Homes on blocks that contained bungalows suddenly found real estate ads describing properties on their block with eight bedrooms, two home offices and three kitchens. ‘For rent’ signs appeared in the windows and the those same blocks found that a once-a-week garbage pickup didn’t suit their needs when they put out three-to-four times more the amount of garbage than the other houses.

The city didn’t care to hear our concerns. At one budget hearing, I presented Mayor Daley with actual listings of properties that showed a bungalow for sell without a dormer and stating it had six bedrooms and three kitchens and yet even with concrete evidence before their eyes, our elected officials were unresponsive. So as I travel all over the city and see blocks with empty or boarded up houses, I know that the buck stops at the feet of all our elected officials. Especially the mayor since he was presented the evidence in person.

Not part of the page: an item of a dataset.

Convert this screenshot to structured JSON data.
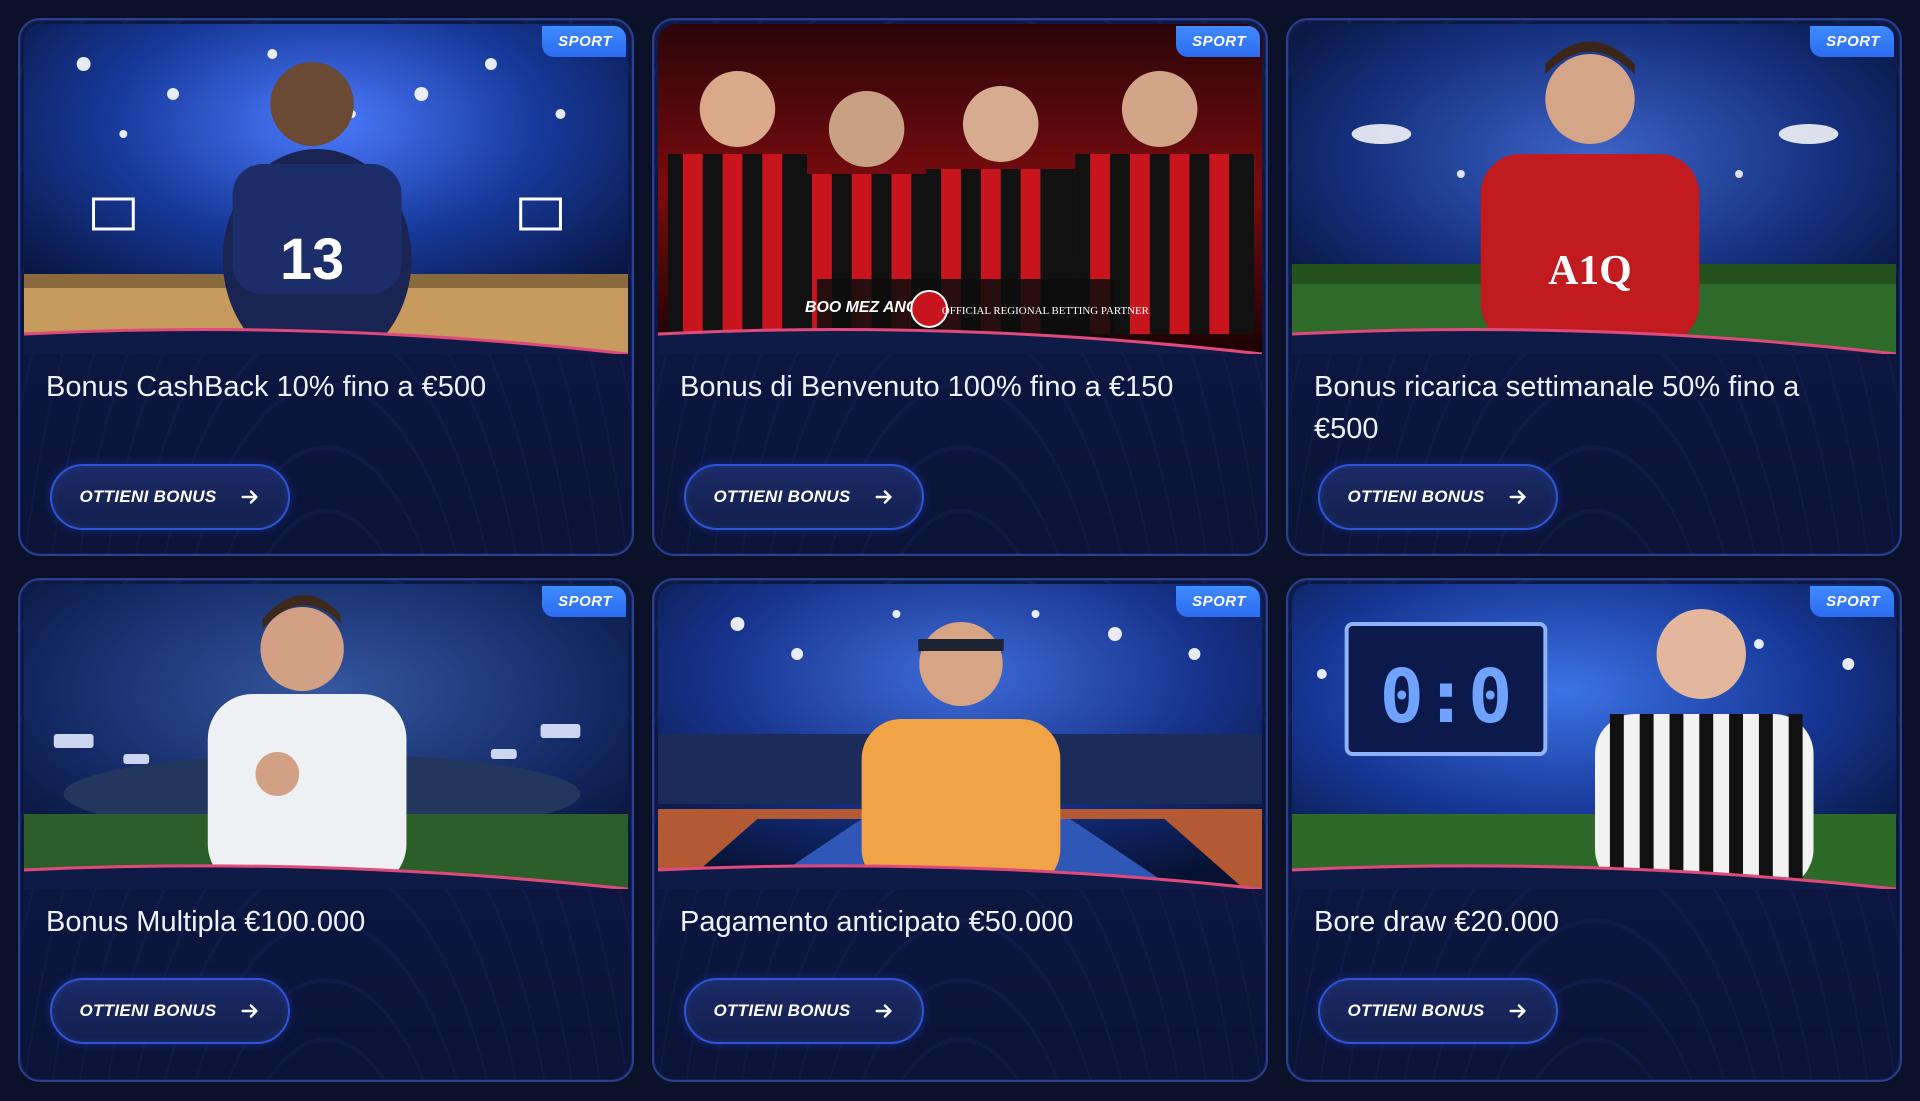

When we elect representatives to every level of government, we hope and expect that they will watch out for our interests. But one of the mistakes many of us make is leaving decisions in their hands without actively monitoring what they are up to. For example the recent shooting nears Chicago Ave. and Lorel had many of those being interviewed blaming drug sales, lack of jobs and all the normal excuses. Yet as a community, we allowed the 15th district police station be relocated from the Chicago Ave and Lorel Ave site to west Madison Ave where it now serves to symbiotically protect Oak Park as police cars drive to and from the station thru that suburb.

Over the years, I have written about how the mayor MUST attend the annual Budget Hearings held at one of three neighborhood locations. At those hearings, residents can testify to the mayor and to the heads of all the city departments (including Jody Weiss CPD, Arne Duncan CPS and Ron Huberman CTA) , about anything that they are concerned about when it comes to this city and what is going on. All you have to do is register to speak between 6 – 7pm, and then once your name is called, you can give the mayor a piece of your mind on any subject under the sun.

If you can’t think of what you want to talk about, I’ll give you a few pointer based on what has been happening in the city right now; Brach candy site, shootings, red-light cameras, schools - including a new high school for Austin, parks, police, sanitation, housing crisis, cook county tax increase, property taxes not going down even as our property values have fallen, dogs without tags being walked down the streets, city taxes on gasoline, phone service, electricity and cooking gas, price of city stickers, TIF money and how its being used, jobs for youth, opportunities for ex-offenders, a land-based casino for Chicago and on and on.

The schedules for the hearings are:

AUGUST 19, 2008 Falconer Elementary School
3020 N. Lamon Avenue
AUGUST 20, 2008 Central West Regional Center
2102 W. Ogden
AUGUST 21, 2008 South Shore Cultural Center
7059 S. South Shore Dr

I will be at the Ogden location on Tuesday. Since the mayor cannot leave until everyone who wants to testify does so, let’s fill the location and keep him there overnight. That along with voting to elect someone to take his place are some of the ways we can make him understand that as a city, we are tired of the antics of our elected officials and we’re not going to take it anymore.

By the way, arrive early. All the city officials drive cars so as to take up all the parking spaces thereby frustrating people who can’t find a place to park and thus don’t come to the hearings. If I had my way, every one of the people employed by the city and including the mayor should have to take the CTA to attend those hearing so that they can experience what the rest of us do every day.